Goal of the exercise
Among the entries, which lines carry the string "description"? Copy each of them.

Given records: Begin

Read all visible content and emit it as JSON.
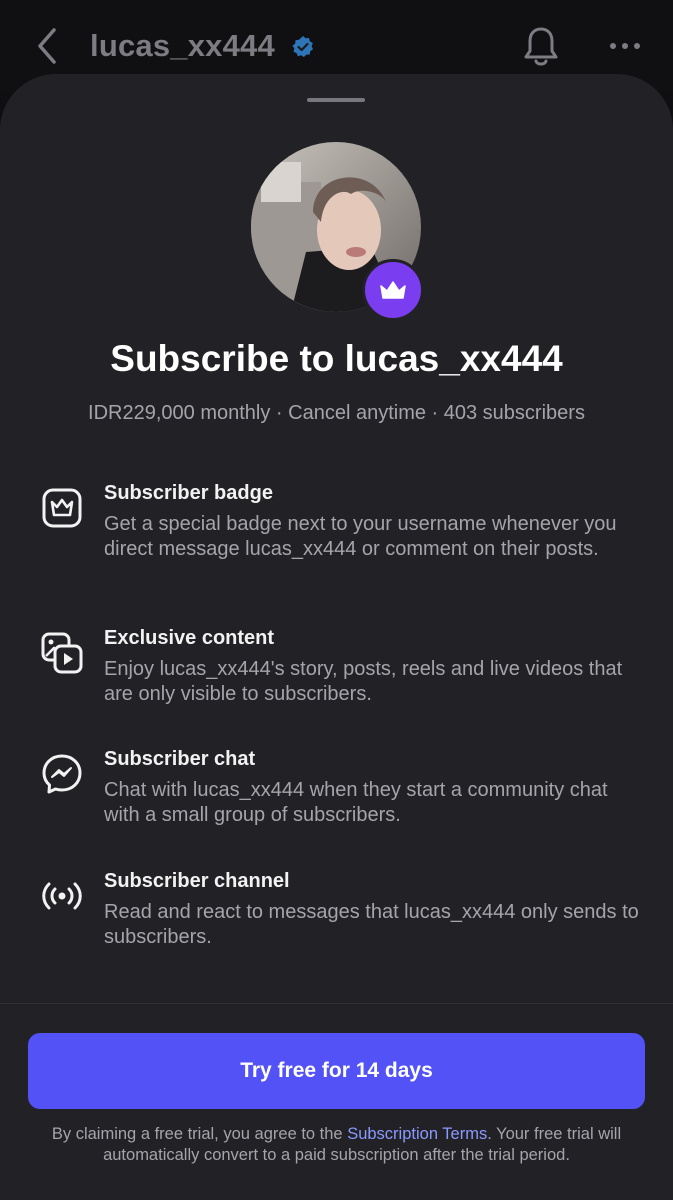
{
  "header": {
    "username": "lucas_xx444",
    "verified_icon": "verified-badge-icon",
    "back_icon": "chevron-left-icon",
    "bell_icon": "bell-icon",
    "more_icon": "more-horizontal-icon"
  },
  "sheet": {
    "title": "Subscribe to lucas_xx444",
    "meta": "IDR229,000 monthly · Cancel anytime · 403 subscribers",
    "features": [
      {
        "icon": "crown-badge-icon",
        "title": "Subscriber badge",
        "description": "Get a special badge next to your username whenever you direct message lucas_xx444 or comment on their posts."
      },
      {
        "icon": "media-gallery-icon",
        "title": "Exclusive content",
        "description": "Enjoy lucas_xx444's story, posts, reels and live videos that are only visible to subscribers."
      },
      {
        "icon": "messenger-icon",
        "title": "Subscriber chat",
        "description": "Chat with lucas_xx444 when they start a community chat with a small group of subscribers."
      },
      {
        "icon": "broadcast-icon",
        "title": "Subscriber channel",
        "description": "Read and react to messages that lucas_xx444 only sends to subscribers."
      }
    ],
    "cta_label": "Try free for 14 days",
    "legal": {
      "before": "By claiming a free trial, you agree to the ",
      "link": "Subscription Terms",
      "after": ". Your free trial will automatically convert to a paid subscription after the trial period."
    }
  },
  "colors": {
    "sheet_bg": "#222226",
    "accent_button": "#5252f7",
    "crown_badge": "#7a3df0",
    "link": "#8a99ff",
    "verified": "#3897f0"
  }
}
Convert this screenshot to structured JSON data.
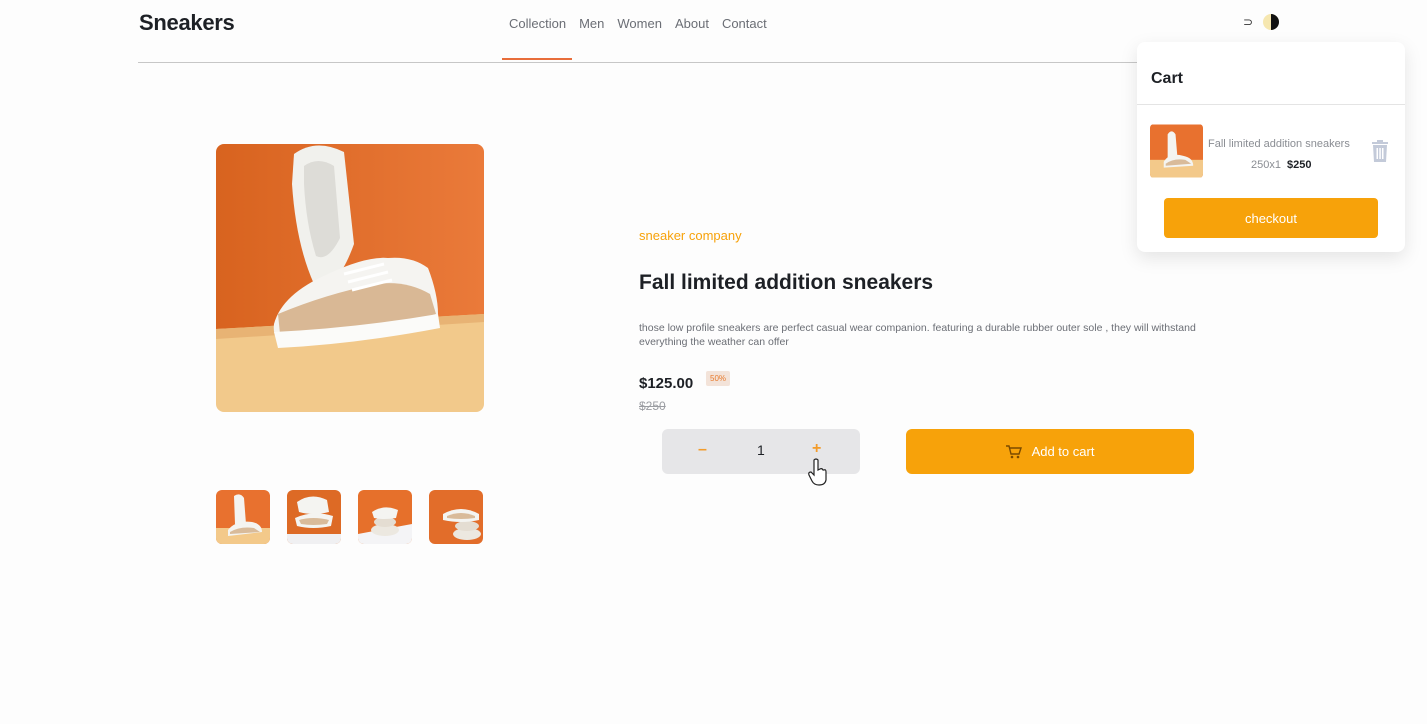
{
  "header": {
    "logo": "Sneakers",
    "nav": [
      "Collection",
      "Men",
      "Women",
      "About",
      "Contact"
    ],
    "cart_icon_glyph": "⊃"
  },
  "cart": {
    "title": "Cart",
    "item": {
      "name": "Fall limited addition sneakers",
      "qty_line": "250x1",
      "total": "$250"
    },
    "checkout_label": "checkout"
  },
  "product": {
    "company": "sneaker company",
    "title": "Fall limited addition sneakers",
    "description": "those low profile sneakers are perfect casual wear companion. featuring a durable rubber outer sole , they will withstand everything the weather can offer",
    "price": "$125.00",
    "discount": "50%",
    "old_price": "$250",
    "quantity": "1",
    "minus_label": "–",
    "plus_label": "+",
    "add_to_cart_label": "Add to cart"
  },
  "colors": {
    "accent": "#f7a20a",
    "orange_bg": "#e8712f",
    "sand": "#f3c98a"
  },
  "icons": [
    "cart-icon",
    "avatar",
    "trash-icon",
    "hand-cursor-icon"
  ]
}
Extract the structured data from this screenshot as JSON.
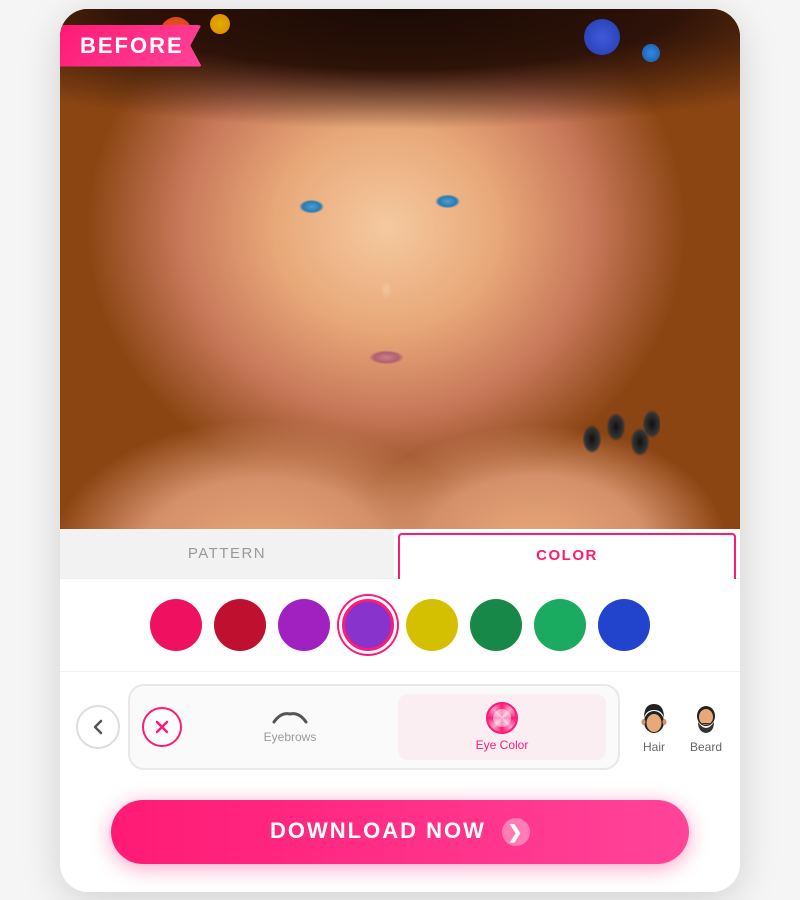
{
  "app": {
    "before_label": "BEFORE"
  },
  "tabs": {
    "pattern": {
      "label": "PATTERN",
      "active": false
    },
    "color": {
      "label": "COLOR",
      "active": true
    }
  },
  "colors": [
    {
      "id": "hot-pink",
      "hex": "#f01060",
      "selected": false
    },
    {
      "id": "crimson",
      "hex": "#c01030",
      "selected": false
    },
    {
      "id": "purple",
      "hex": "#a020c0",
      "selected": false
    },
    {
      "id": "violet",
      "hex": "#8833cc",
      "selected": true
    },
    {
      "id": "yellow",
      "hex": "#d4c000",
      "selected": false
    },
    {
      "id": "green",
      "hex": "#188848",
      "selected": false
    },
    {
      "id": "teal-green",
      "hex": "#1aaa60",
      "selected": false
    },
    {
      "id": "blue",
      "hex": "#2244cc",
      "selected": false
    }
  ],
  "tools": {
    "eyebrows": {
      "label": "Eyebrows",
      "active": false
    },
    "eye_color": {
      "label": "Eye Color",
      "active": true
    },
    "hair": {
      "label": "Hair",
      "active": false
    },
    "beard": {
      "label": "Beard",
      "active": false
    }
  },
  "download_button": {
    "label": "DOWNLOAD NOW"
  },
  "bokeh": [
    {
      "id": "b1",
      "color": "#ff4500"
    },
    {
      "id": "b2",
      "color": "#ffcc00"
    },
    {
      "id": "b3",
      "color": "#3355ff"
    },
    {
      "id": "b4",
      "color": "#2288ff"
    }
  ]
}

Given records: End

Solution to this task
        "description": "Get a special badge next to your username whenever you direct message lucas_xx444 or comment on their posts."
        "description": "Enjoy lucas_xx444's story, posts, reels and live videos that are only visible to subscribers."
        "description": "Chat with lucas_xx444 when they start a community chat with a small group of subscribers."
        "description": "Read and react to messages that lucas_xx444 only sends to subscribers."
    "description": "those low profile sneakers are perfect casual wear companion. featuring a durable rubber outer sole , they will withstand everything the weather can offer",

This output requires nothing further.